Like when they take the kids to Turner’s baseball game and learn that they don’t keep score in this league. For a baseball purist like Artie, that’s sheer foolishness. And he makes that clear to the gathered parents around him, many of whom agree.

Confronting Artie’s selfishness one night, Diane says to him, basically, “I’ve supported you for 35 years without complaint (well, with a little complaint), and all I asked of you was this one week to be about the kids. It’s not about you, Artie. It’s not about you.”

One of the sweetest scenes in the film was when Artie comes home from just having lost his job, and Diane tells him that he’s the best baseball announcer in the business and they really messed up when they let him go. Her love and support of him were genuine and she didn’t belittle him or make him feel like a failure.

Besides Artie and Diane’s impromptu song and dance to “Who Wrote the Book of Love” in the middle of the kitchen, the scene that struck me the most was a conversation between Diane and Alice. Alice wants to argue with her mom about something Artie did, but then she says, “No, you’ll just take his side. You always take his side.”

Diane’s answer is poignant: “That’s right, and you know why?
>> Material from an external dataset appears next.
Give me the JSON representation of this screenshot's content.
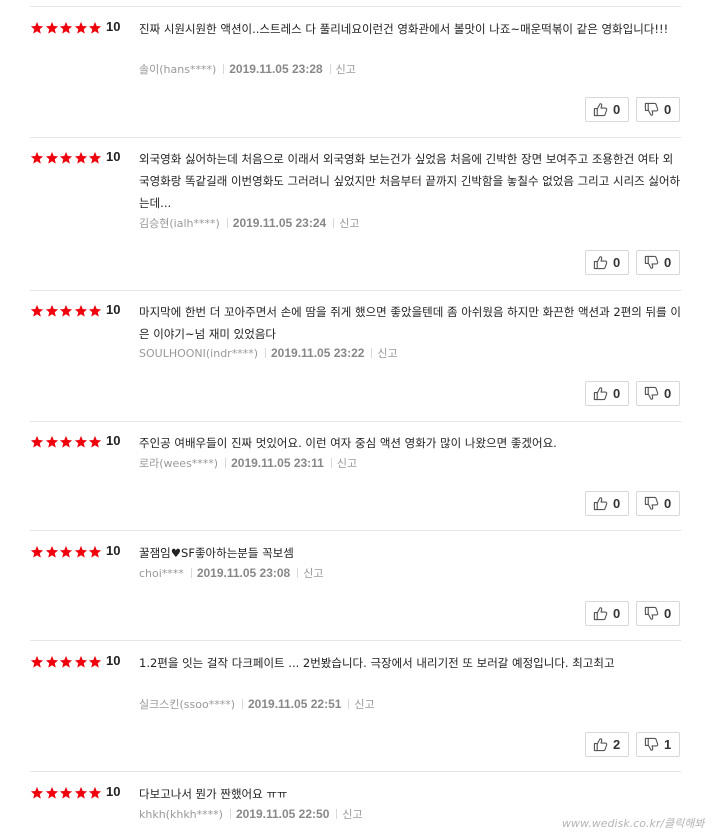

Because when the kids are all grown up, it’s the husband who stays.”

In this kid-centric society we live in, where marriages are a dime a dozen, giving priority to your spouse is not a very popular modus operandi, but oh, how important it is.

Thanks, producer Billy Crystal and the rest of the “Parental Guidance” gang for giving such a positive, funny, tear-inducing picture of what marriage and family is all about: not perfection, but commitment and love.

You can read Plugged In’s review here.

Thankful today for:

841. the ability to sit outside in shorts and a T-shirt on a middle-of-February day

842. able-bodied helpers around the house

843. a late 14th-birthday celebration dinner

844. enthusiasm

845. new pants for $5

846. a hardworking husband

847. Linky parties 🙂

848. the opportunity to post on other peoples blogs

849. guest posts on my blog (hopefully coming soon)

850. God’s provision